◆ **Work order**:
The response should consist of every line below, unchanged.

◆ **Input data**:
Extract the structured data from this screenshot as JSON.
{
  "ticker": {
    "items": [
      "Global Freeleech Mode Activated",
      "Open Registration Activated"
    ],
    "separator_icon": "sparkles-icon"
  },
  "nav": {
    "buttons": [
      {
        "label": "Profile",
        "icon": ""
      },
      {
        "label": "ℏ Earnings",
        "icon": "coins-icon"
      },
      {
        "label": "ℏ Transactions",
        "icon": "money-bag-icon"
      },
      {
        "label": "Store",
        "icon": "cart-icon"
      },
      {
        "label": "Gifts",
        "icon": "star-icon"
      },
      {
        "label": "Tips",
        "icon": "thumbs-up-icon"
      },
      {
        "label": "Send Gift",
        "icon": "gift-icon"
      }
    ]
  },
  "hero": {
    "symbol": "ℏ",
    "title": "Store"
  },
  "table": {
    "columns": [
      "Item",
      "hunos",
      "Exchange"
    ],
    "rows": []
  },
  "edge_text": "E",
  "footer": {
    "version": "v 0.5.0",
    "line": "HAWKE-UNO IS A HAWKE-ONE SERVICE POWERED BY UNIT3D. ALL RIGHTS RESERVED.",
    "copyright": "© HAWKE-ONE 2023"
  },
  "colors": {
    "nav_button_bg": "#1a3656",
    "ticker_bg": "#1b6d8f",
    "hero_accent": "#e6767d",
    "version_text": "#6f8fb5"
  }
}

◆ **Finished task**:
Extract the structured data from this screenshot as JSON.
{
  "ticker": {
    "items": [
      "Global Freeleech Mode Activated",
      "Open Registration Activated"
    ],
    "separator_icon": "sparkles-icon"
  },
  "nav": {
    "buttons": [
      {
        "label": "Profile",
        "icon": ""
      },
      {
        "label": "ℏ Earnings",
        "icon": "coins-icon"
      },
      {
        "label": "ℏ Transactions",
        "icon": "money-bag-icon"
      },
      {
        "label": "Store",
        "icon": "cart-icon"
      },
      {
        "label": "Gifts",
        "icon": "star-icon"
      },
      {
        "label": "Tips",
        "icon": "thumbs-up-icon"
      },
      {
        "label": "Send Gift",
        "icon": "gift-icon"
      }
    ]
  },
  "hero": {
    "symbol": "ℏ",
    "title": "Store"
  },
  "table": {
    "columns": [
      "Item",
      "hunos",
      "Exchange"
    ],
    "rows": []
  },
  "edge_text": "E",
  "footer": {
    "version": "v 0.5.0",
    "line": "HAWKE-UNO IS A HAWKE-ONE SERVICE POWERED BY UNIT3D. ALL RIGHTS RESERVED.",
    "copyright": "© HAWKE-ONE 2023"
  },
  "colors": {
    "nav_button_bg": "#1a3656",
    "ticker_bg": "#1b6d8f",
    "hero_accent": "#e6767d",
    "version_text": "#6f8fb5"
  }
}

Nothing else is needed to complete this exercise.